Bistro Bananas: a hot spot for many years, it has a very unpretentious ambiance which caught my attention along with very flavorsome pizzas.

Ostermalms Saluhall:

it's one of the world's most distinguished food courts that you're going to love especially if your budget is generous. If not, just go for a visit because its architecture is really unique, and you can feel the nostalgic vibe which dates back to 1888.

Prices: bear in mind that eating out can be very expensive. Starter, main course, dessert and a glass of wine, for instance, can easily cost 100 Euros.

Transport network

The abundance of water is a great advantage to get from one place to another. There are several ferries (free of charge) that connect the main islands which surround the city center (you'll probably take a ferry to visit some of the aforementioned museums). It is a delight to move between islands while admiring the landscape. I highly recommend doing one of those 2,5-hour boat tours that will give you a clear perspective of how Stockholm is beautifully designed. Although it is pretty normal to see private boats strolling around the water, most Swedes have their own bicycle. They also favor the efficient public transport system.

Sea view from the window at the Fotografiska museum café
Decor details at the Skroten Cafe Skeppshandel in Stockholm

When to visit Stockholm

Stockholm is a Scandinavian city, therefore, the proximity with the North Pole doesn't spare them from the very harsh winter. If you are a fan of cold temperatures and snow, then you probably won't be afraid of how frozen the climate can be between November and February. But if I may suggest one season that I consider carrying a good balance it would be the beginning of Autumn. The contrast of the sky's deepest light blue with the yellowish palette of trees and plants are something truly picturesque! Summertime is not a bad idea: although I've never been there during the sunniest season, I can only imagine how wonderful it must be to swim in those crystalline urban beaches.

Friendly guide to Stockholm

*Costs are not exactly comparable to other European capitals: Stockholm is slightly more expensive;

*Hotels and B&B's have styles and prices that fit anyone's budget (I can’t recommend anyone specifically because I stayed in an Airbnb apartment which is great if you travel with an open mind);

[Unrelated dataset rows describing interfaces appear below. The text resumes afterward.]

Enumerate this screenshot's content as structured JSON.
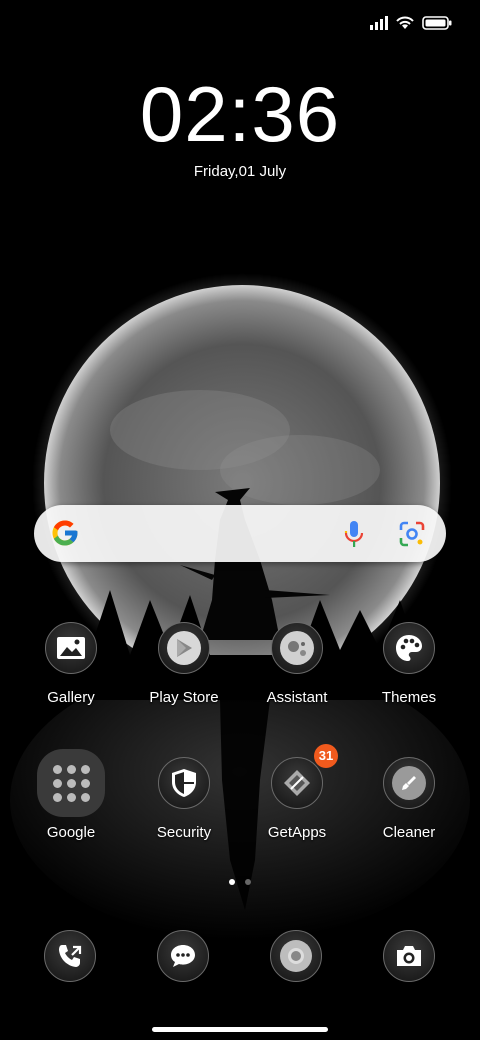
{
  "status": {
    "signal_icon": "signal-icon",
    "wifi_icon": "wifi-icon",
    "battery_icon": "battery-icon"
  },
  "clock": {
    "time": "02:36",
    "date": "Friday,01 July"
  },
  "search": {
    "google_icon": "google-g-icon",
    "mic_icon": "mic-icon",
    "lens_icon": "lens-icon"
  },
  "apps": [
    {
      "label": "Gallery",
      "icon": "gallery-icon"
    },
    {
      "label": "Play Store",
      "icon": "play-store-icon"
    },
    {
      "label": "Assistant",
      "icon": "assistant-icon"
    },
    {
      "label": "Themes",
      "icon": "themes-icon"
    },
    {
      "label": "Google",
      "icon": "folder-icon"
    },
    {
      "label": "Security",
      "icon": "security-icon"
    },
    {
      "label": "GetApps",
      "icon": "getapps-icon",
      "badge": "31"
    },
    {
      "label": "Cleaner",
      "icon": "cleaner-icon"
    }
  ],
  "dock": [
    {
      "icon": "phone-icon"
    },
    {
      "icon": "messages-icon"
    },
    {
      "icon": "chrome-icon"
    },
    {
      "icon": "camera-icon"
    }
  ],
  "pages": {
    "count": 2,
    "active": 1
  },
  "colors": {
    "badge": "#f05a1d",
    "search_bg": "#f8f8f8",
    "background": "#000000"
  }
}
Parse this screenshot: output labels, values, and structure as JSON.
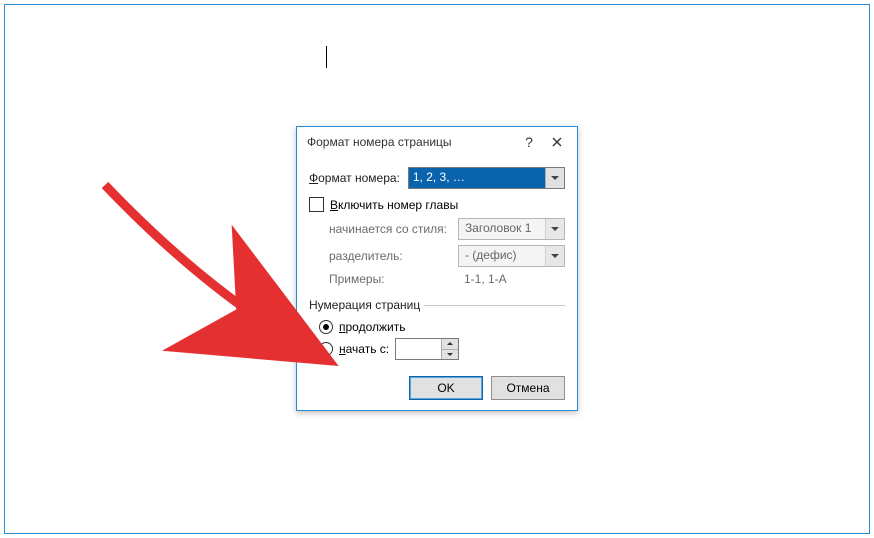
{
  "dialog": {
    "title": "Формат номера страницы",
    "format_label_prefix": "Ф",
    "format_label_rest": "ормат номера:",
    "format_value": "1, 2, 3, …",
    "include_chapter_prefix": "В",
    "include_chapter_rest": "ключить номер главы",
    "include_chapter_checked": false,
    "style_label": "начинается со стиля:",
    "style_value": "Заголовок 1",
    "separator_label": "разделитель:",
    "separator_value": "-   (дефис)",
    "examples_label": "Примеры:",
    "examples_value": "1-1, 1-A",
    "numbering_legend": "Нумерация страниц",
    "continue_hot": "п",
    "continue_rest": "родолжить",
    "start_hot": "н",
    "start_rest": "ачать с:",
    "start_value": "",
    "selected_radio": "continue",
    "ok_label": "OK",
    "cancel_label": "Отмена"
  }
}
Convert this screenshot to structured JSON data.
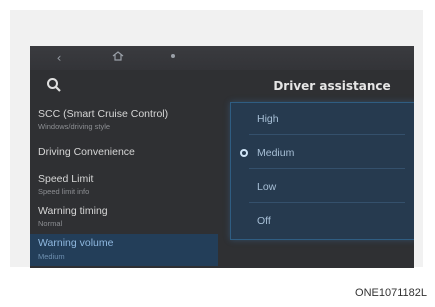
{
  "nav": {
    "back_icon": "chevron-left-icon",
    "home_icon": "home-icon",
    "menu_icon": "dots-icon"
  },
  "panel": {
    "title": "Driver assistance"
  },
  "menu": {
    "items": [
      {
        "label": "SCC (Smart Cruise Control)",
        "sub": "Windows/driving style"
      },
      {
        "label": "Driving Convenience",
        "sub": ""
      },
      {
        "label": "Speed Limit",
        "sub": "Speed limit info"
      },
      {
        "label": "Warning timing",
        "sub": "Normal"
      },
      {
        "label": "Warning volume",
        "sub": "Medium"
      }
    ]
  },
  "options": {
    "items": [
      {
        "label": "High",
        "selected": false
      },
      {
        "label": "Medium",
        "selected": true
      },
      {
        "label": "Low",
        "selected": false
      },
      {
        "label": "Off",
        "selected": false
      }
    ]
  },
  "footer": {
    "code": "ONE1071182L"
  },
  "colors": {
    "screen_bg": "#2f3033",
    "accent": "#2f5d82",
    "highlight": "#233e59"
  }
}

*Taxis are expensive / Uber a little less (I rather use public transport or bike);

*It's a very safe city, any day any time;

*The alcohol consumption is controlled and distributed by the Government. There are specific shops called Systembolaget where people can buy liquor from. They have limited opening times on Saturdays and don't open on Sundays (for the sake of avoiding the alcoholically abusive past of its citizens);

*Pubs: they stretch all over the city and serve good food and good live music. Don't miss the chance to visit one (especially on Fridays or Saturdays when you'll get the chance to see how Swedish people turn from introspective, very shy individuals into bold and outgoing ones). My favorite pubs are in the Gamla Stan neighborhood: O'Connell's Irish Pub; Wirströms Pub and Stampen.


Comment will be moderated by admin before being shown
Angus Mackenzie
Superbly narrated and informative piece coupled with some eye-catching photography! I feel more than well-equipped now when I want to next visit Stockholm!
Guide Me To
That’s so sweet, Angus! Thank you! I’m so glad this article - produced with love and care - made a good impact on you! Hopefully you’ll be packing soon to Stockholm :)